[[ Exercise input open ]]
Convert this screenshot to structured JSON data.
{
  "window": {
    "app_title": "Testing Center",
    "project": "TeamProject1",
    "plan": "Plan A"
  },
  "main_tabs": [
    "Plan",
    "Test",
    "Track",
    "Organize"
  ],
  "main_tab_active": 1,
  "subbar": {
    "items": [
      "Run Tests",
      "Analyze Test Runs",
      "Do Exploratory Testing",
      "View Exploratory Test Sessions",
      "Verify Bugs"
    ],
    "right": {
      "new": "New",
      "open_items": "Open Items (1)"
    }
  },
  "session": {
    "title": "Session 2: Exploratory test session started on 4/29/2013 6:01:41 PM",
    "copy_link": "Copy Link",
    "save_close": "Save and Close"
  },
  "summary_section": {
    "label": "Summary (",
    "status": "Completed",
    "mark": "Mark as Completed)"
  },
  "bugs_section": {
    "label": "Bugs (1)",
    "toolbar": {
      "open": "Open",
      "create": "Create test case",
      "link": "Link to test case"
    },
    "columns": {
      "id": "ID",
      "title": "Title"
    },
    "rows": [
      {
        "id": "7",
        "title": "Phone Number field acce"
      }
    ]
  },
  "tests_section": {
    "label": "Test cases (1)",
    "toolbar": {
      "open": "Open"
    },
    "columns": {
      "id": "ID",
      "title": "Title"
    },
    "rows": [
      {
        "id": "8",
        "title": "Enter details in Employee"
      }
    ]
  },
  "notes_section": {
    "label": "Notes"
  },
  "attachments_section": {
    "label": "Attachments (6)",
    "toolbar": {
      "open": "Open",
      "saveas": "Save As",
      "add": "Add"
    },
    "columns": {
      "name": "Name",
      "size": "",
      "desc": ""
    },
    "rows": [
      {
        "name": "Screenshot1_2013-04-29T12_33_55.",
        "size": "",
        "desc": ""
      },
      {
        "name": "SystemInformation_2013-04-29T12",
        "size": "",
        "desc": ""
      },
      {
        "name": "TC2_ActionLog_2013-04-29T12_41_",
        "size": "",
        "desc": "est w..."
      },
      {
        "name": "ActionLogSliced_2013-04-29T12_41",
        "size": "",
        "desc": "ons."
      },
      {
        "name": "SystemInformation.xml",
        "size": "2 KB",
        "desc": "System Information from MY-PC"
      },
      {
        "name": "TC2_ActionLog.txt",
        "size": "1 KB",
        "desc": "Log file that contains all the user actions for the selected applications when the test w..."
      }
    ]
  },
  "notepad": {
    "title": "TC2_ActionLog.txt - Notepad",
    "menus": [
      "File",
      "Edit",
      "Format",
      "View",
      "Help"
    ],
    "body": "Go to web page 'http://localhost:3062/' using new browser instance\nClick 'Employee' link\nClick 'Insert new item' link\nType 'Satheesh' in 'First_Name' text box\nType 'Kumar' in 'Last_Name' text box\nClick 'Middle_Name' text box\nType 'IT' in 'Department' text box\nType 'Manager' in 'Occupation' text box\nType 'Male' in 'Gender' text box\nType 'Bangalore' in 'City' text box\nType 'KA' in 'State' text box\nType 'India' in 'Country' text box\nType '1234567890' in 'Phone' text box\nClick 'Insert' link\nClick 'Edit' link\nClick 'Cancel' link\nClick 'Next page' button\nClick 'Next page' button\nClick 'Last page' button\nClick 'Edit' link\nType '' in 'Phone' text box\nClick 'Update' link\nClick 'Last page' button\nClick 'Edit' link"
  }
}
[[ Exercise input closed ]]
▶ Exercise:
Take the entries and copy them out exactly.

▶ Solution:
Convert this screenshot to structured JSON data.
{
  "window": {
    "app_title": "Testing Center",
    "project": "TeamProject1",
    "plan": "Plan A"
  },
  "main_tabs": [
    "Plan",
    "Test",
    "Track",
    "Organize"
  ],
  "main_tab_active": 1,
  "subbar": {
    "items": [
      "Run Tests",
      "Analyze Test Runs",
      "Do Exploratory Testing",
      "View Exploratory Test Sessions",
      "Verify Bugs"
    ],
    "right": {
      "new": "New",
      "open_items": "Open Items (1)"
    }
  },
  "session": {
    "title": "Session 2: Exploratory test session started on 4/29/2013 6:01:41 PM",
    "copy_link": "Copy Link",
    "save_close": "Save and Close"
  },
  "summary_section": {
    "label": "Summary (",
    "status": "Completed",
    "mark": "Mark as Completed)"
  },
  "bugs_section": {
    "label": "Bugs (1)",
    "toolbar": {
      "open": "Open",
      "create": "Create test case",
      "link": "Link to test case"
    },
    "columns": {
      "id": "ID",
      "title": "Title"
    },
    "rows": [
      {
        "id": "7",
        "title": "Phone Number field acce"
      }
    ]
  },
  "tests_section": {
    "label": "Test cases (1)",
    "toolbar": {
      "open": "Open"
    },
    "columns": {
      "id": "ID",
      "title": "Title"
    },
    "rows": [
      {
        "id": "8",
        "title": "Enter details in Employee"
      }
    ]
  },
  "notes_section": {
    "label": "Notes"
  },
  "attachments_section": {
    "label": "Attachments (6)",
    "toolbar": {
      "open": "Open",
      "saveas": "Save As",
      "add": "Add"
    },
    "columns": {
      "name": "Name",
      "size": "",
      "desc": ""
    },
    "rows": [
      {
        "name": "Screenshot1_2013-04-29T12_33_55.",
        "size": "",
        "desc": ""
      },
      {
        "name": "SystemInformation_2013-04-29T12",
        "size": "",
        "desc": ""
      },
      {
        "name": "TC2_ActionLog_2013-04-29T12_41_",
        "size": "",
        "desc": "est w..."
      },
      {
        "name": "ActionLogSliced_2013-04-29T12_41",
        "size": "",
        "desc": "ons."
      },
      {
        "name": "SystemInformation.xml",
        "size": "2 KB",
        "desc": "System Information from MY-PC"
      },
      {
        "name": "TC2_ActionLog.txt",
        "size": "1 KB",
        "desc": "Log file that contains all the user actions for the selected applications when the test w..."
      }
    ]
  },
  "notepad": {
    "title": "TC2_ActionLog.txt - Notepad",
    "menus": [
      "File",
      "Edit",
      "Format",
      "View",
      "Help"
    ],
    "body": "Go to web page 'http://localhost:3062/' using new browser instance\nClick 'Employee' link\nClick 'Insert new item' link\nType 'Satheesh' in 'First_Name' text box\nType 'Kumar' in 'Last_Name' text box\nClick 'Middle_Name' text box\nType 'IT' in 'Department' text box\nType 'Manager' in 'Occupation' text box\nType 'Male' in 'Gender' text box\nType 'Bangalore' in 'City' text box\nType 'KA' in 'State' text box\nType 'India' in 'Country' text box\nType '1234567890' in 'Phone' text box\nClick 'Insert' link\nClick 'Edit' link\nClick 'Cancel' link\nClick 'Next page' button\nClick 'Next page' button\nClick 'Last page' button\nClick 'Edit' link\nType '' in 'Phone' text box\nClick 'Update' link\nClick 'Last page' button\nClick 'Edit' link"
  }
}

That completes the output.